Scientific Studies Supporting the Connection
Several scientific studies have provided evidence of the relationship between osteoporosis and hearing loss:
- Researchers in Taiwan attempted to measure the risk of abrupt hearing loss in osteoporosis patients in a 2015 study that was published. They examined one million members of Taiwan’s National Health Insurance program, selected at random as a representative sample. Compared to people without osteoporosis, those with the condition had a 1.76-fold increased chance of experiencing abrupt sensorineural hearing loss.
- With a large number of participants at various ages and stages over an extended period of time, the other, more recent study tracked about 144,000 women for decades. As a result, the data gathered provides a compelling picture of the situation. They discovered that while bisphosphonates, which are drugs used to treat osteoporosis, have no effect on the development of hearing loss, “osteoporosis may be an important contributor to age-related hearing loss.” It is challenging to establish causation with 100% certainty.

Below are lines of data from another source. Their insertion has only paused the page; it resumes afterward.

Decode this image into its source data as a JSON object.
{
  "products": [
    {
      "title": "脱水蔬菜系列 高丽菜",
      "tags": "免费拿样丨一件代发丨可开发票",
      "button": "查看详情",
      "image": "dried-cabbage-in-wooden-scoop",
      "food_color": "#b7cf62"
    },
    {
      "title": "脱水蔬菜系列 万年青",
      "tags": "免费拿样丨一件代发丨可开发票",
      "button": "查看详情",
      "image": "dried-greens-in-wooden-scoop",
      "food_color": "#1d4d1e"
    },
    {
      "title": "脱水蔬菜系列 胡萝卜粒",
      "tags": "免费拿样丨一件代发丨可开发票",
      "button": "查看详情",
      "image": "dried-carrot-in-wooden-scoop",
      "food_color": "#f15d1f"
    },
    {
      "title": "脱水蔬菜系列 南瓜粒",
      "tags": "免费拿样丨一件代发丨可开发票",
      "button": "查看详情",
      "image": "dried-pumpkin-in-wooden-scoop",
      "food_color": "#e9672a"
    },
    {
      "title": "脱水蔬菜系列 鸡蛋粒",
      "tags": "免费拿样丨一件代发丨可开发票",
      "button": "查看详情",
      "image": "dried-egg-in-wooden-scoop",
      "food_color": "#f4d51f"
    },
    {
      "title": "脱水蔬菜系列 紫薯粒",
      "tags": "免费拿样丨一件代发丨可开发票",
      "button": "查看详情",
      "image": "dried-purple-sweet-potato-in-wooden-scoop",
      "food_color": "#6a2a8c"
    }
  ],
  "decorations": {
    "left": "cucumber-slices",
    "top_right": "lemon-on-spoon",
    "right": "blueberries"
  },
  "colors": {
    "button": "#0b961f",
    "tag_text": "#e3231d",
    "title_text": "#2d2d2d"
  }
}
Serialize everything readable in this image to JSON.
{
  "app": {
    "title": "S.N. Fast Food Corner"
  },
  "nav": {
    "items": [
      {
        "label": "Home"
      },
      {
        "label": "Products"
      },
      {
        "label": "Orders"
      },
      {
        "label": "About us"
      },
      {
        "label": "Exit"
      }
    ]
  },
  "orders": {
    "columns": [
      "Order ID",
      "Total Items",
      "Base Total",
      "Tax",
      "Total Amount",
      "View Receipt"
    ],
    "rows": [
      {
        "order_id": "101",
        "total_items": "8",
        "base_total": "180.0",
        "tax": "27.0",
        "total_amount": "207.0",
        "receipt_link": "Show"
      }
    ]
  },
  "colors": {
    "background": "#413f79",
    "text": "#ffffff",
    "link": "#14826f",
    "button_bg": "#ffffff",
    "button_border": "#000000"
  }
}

It is frequently impossible to establish causality because of the myriad ways in which the human body’s systems interact. However, this study brings us much closer to our objective.
While these studies provide valuable insights into the connection between osteoporosis and hearing loss, more research is needed to understand the mechanisms at play and the clinical implications of this relationship.
The link between osteoporosis and hearing loss has important clinical implications for both medical practitioners and patients. It suggests that individuals diagnosed with one of these conditions may need to be more vigilant about their risk of developing the other. Here are some key clinical implications:
- Early Detection and Monitoring: Patients with osteoporosis should be aware of the potential risk of hearing loss, and vice versa. Regular screening and monitoring for both conditions can help with early detection and intervention.
- Shared Risk Factor Management: Managing common risk factors, such as diet, physical activity, and hormonal health, may be beneficial for preventing or managing both osteoporosis and hearing loss.
- Medication Considerations: Patients taking medications for osteoporosis should be aware of potential hearing-related side effects and discuss them with their healthcare provider. This awareness can guide treatment choices and monitoring for adverse effects.
- Comprehensive Care: Healthcare providers should consider the connection between these conditions when treating patients, addressing both bone health and hearing health in a comprehensive manner.
- Interdisciplinary Collaboration: Collaboration between healthcare specialists, including audiologists and bone health experts, can help individuals with both conditions receive more holistic care and personalized treatment plans.
Future Research and Conclusion
The connection between osteoporosis and hearing loss, though not yet fully understood, is a fascinating area of research with significant implications for public health. As our understanding of the underlying mechanisms and shared risk factors deepens, new strategies for prevention, early detection, and management may emerge.
It is important for healthcare providers and patients alike to be aware of the potential link between these two conditions. Regular check-ups, lifestyle modifications, and medication management can help reduce the risk of both osteoporosis and hearing loss.
As we continue to unravel the complexities of these conditions and their interplay, further research and collaboration among healthcare professionals are crucial. With increased awareness and interdisciplinary efforts, we can better address the challenges posed by osteoporosis and hearing loss, ultimately improving the quality of life for those affected by these conditions.